- **Work instruction**:
A single number is required: the count of lines in the entries below that include the word "link".

----- Task input

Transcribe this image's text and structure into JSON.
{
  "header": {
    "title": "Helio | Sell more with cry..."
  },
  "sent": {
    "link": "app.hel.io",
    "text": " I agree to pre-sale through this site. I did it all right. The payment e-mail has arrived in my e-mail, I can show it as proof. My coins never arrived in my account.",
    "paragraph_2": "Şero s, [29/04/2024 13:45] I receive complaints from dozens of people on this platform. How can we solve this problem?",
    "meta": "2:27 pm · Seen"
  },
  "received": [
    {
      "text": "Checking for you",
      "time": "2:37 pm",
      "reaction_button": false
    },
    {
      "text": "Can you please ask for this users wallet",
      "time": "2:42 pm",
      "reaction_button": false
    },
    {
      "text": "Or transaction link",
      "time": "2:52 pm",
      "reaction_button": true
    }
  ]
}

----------

- **Worked solution**:
2